Status
  • Created By: Tatianna Richardson
  • Workflow Status: Published
  • Created On: Nov 17, 2021 - 11:40am

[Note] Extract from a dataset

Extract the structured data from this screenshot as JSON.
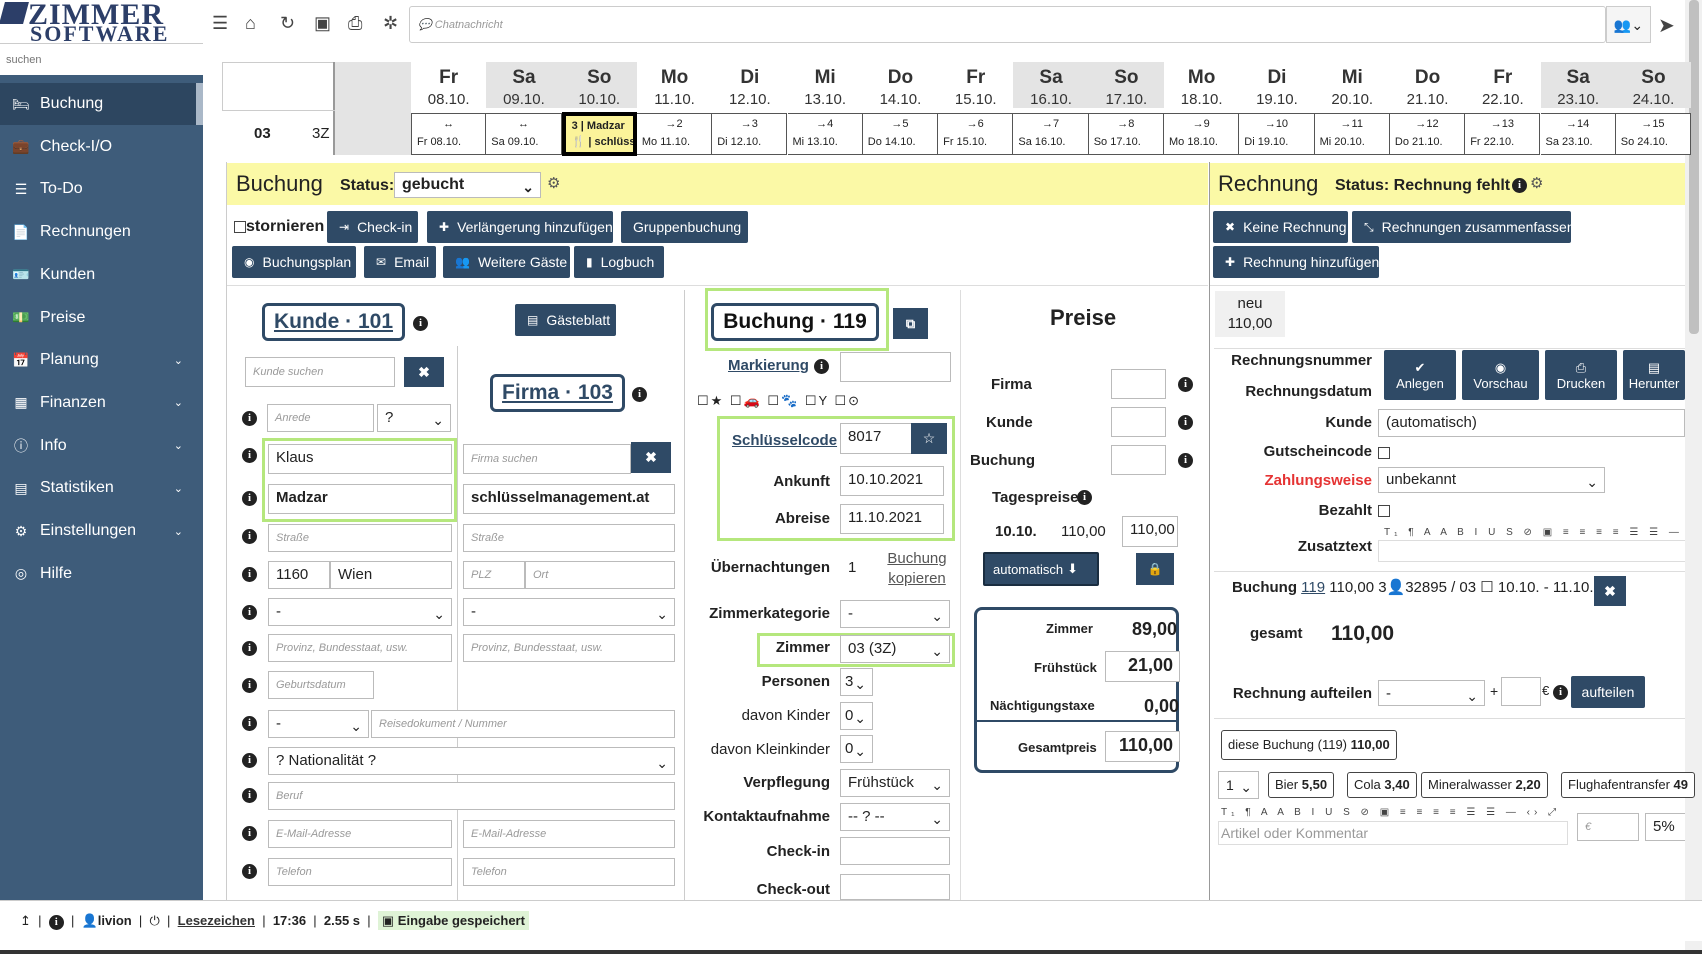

  • Last Updated: Nov 17, 2021 - 11:40am